Records from a data collection ▸
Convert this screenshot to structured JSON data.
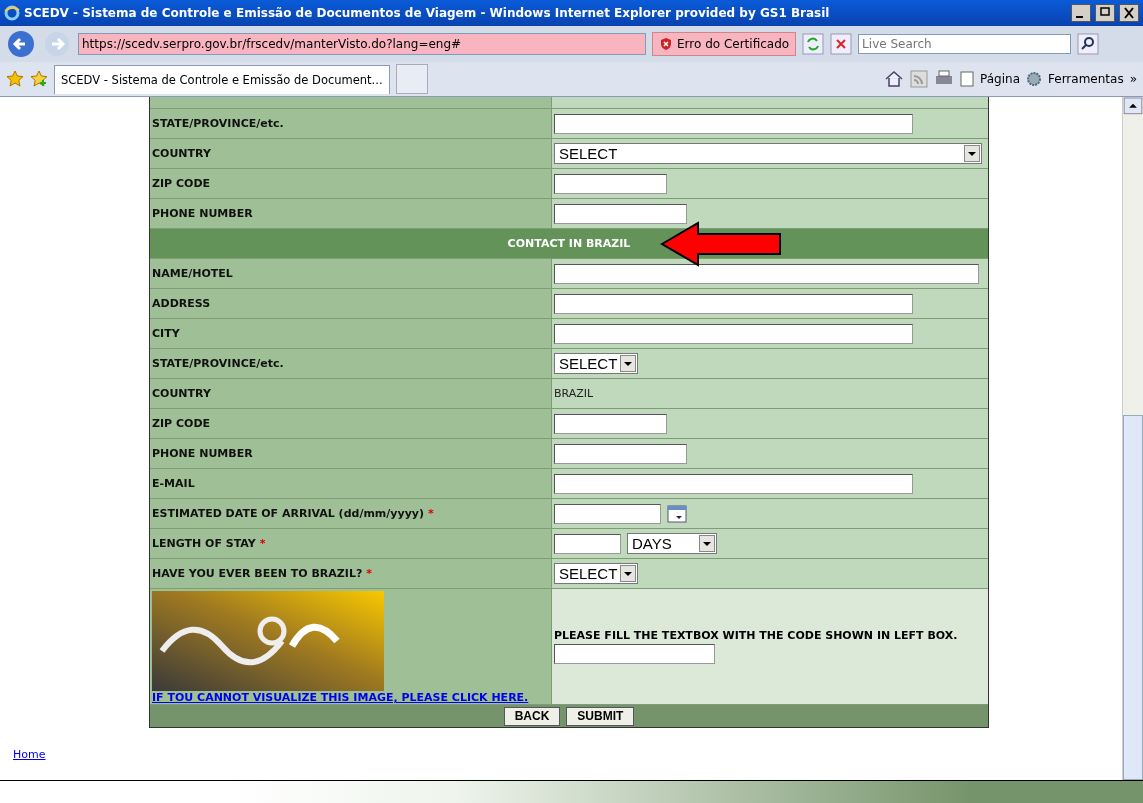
{
  "window": {
    "title": "SCEDV - Sistema de Controle e Emissão de Documentos de Viagem - Windows Internet Explorer provided by GS1 Brasil"
  },
  "address_bar": {
    "url": "https://scedv.serpro.gov.br/frscedv/manterVisto.do?lang=eng#",
    "certificate_error": "Erro do Certificado"
  },
  "search": {
    "placeholder": "Live Search"
  },
  "tabs": [
    {
      "label": "SCEDV - Sistema de Controle e Emissão de Document...",
      "selected": true
    }
  ],
  "command_bar": {
    "page": "Página",
    "tools": "Ferramentas",
    "more": "»"
  },
  "form": {
    "rows": [
      {
        "kind": "cut"
      },
      {
        "kind": "field",
        "label": "STATE/PROVINCE/etc.",
        "control": {
          "kind": "longfield"
        }
      },
      {
        "kind": "field",
        "label": "COUNTRY",
        "control": {
          "kind": "wideselect",
          "value": "SELECT"
        }
      },
      {
        "kind": "field",
        "label": "ZIP CODE",
        "control": {
          "kind": "shortfield"
        }
      },
      {
        "kind": "field",
        "label": "PHONE NUMBER",
        "control": {
          "kind": "midfield"
        }
      },
      {
        "kind": "section",
        "label": "CONTACT IN BRAZIL"
      },
      {
        "kind": "field",
        "label": "NAME/HOTEL",
        "control": {
          "kind": "fullfield"
        }
      },
      {
        "kind": "field",
        "label": "ADDRESS",
        "control": {
          "kind": "longfield"
        }
      },
      {
        "kind": "field",
        "label": "CITY",
        "control": {
          "kind": "longfield"
        }
      },
      {
        "kind": "field",
        "label": "STATE/PROVINCE/etc.",
        "control": {
          "kind": "select",
          "value": "SELECT"
        }
      },
      {
        "kind": "field",
        "label": "COUNTRY",
        "control": {
          "kind": "static",
          "value": "BRAZIL"
        }
      },
      {
        "kind": "field",
        "label": "ZIP CODE",
        "control": {
          "kind": "shortfield"
        }
      },
      {
        "kind": "field",
        "label": "PHONE NUMBER",
        "control": {
          "kind": "midfield"
        }
      },
      {
        "kind": "field",
        "label": "E-MAIL",
        "control": {
          "kind": "longfield"
        }
      },
      {
        "kind": "field",
        "label": "ESTIMATED DATE OF ARRIVAL (dd/mm/yyyy)",
        "required": "*",
        "control": {
          "kind": "date"
        }
      },
      {
        "kind": "field",
        "label": "LENGTH OF STAY",
        "required": "*",
        "control": {
          "kind": "length",
          "value": "DAYS"
        }
      },
      {
        "kind": "field",
        "label": "HAVE YOU EVER BEEN TO BRAZIL?",
        "required": "*",
        "control": {
          "kind": "select",
          "value": "SELECT"
        }
      }
    ],
    "captcha": {
      "link": "IF TOU CANNOT VISUALIZE THIS IMAGE, PLEASE CLICK HERE.",
      "instruction": "PLEASE FILL THE TEXTBOX WITH THE CODE SHOWN IN LEFT BOX."
    },
    "buttons": [
      "BACK",
      "SUBMIT"
    ]
  },
  "footer_link": "Home"
}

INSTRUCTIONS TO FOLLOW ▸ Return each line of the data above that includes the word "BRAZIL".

FINAL ANSWER ▸
        "label": "CONTACT IN BRAZIL"
          "value": "BRAZIL"
        "label": "HAVE YOU EVER BEEN TO BRAZIL?",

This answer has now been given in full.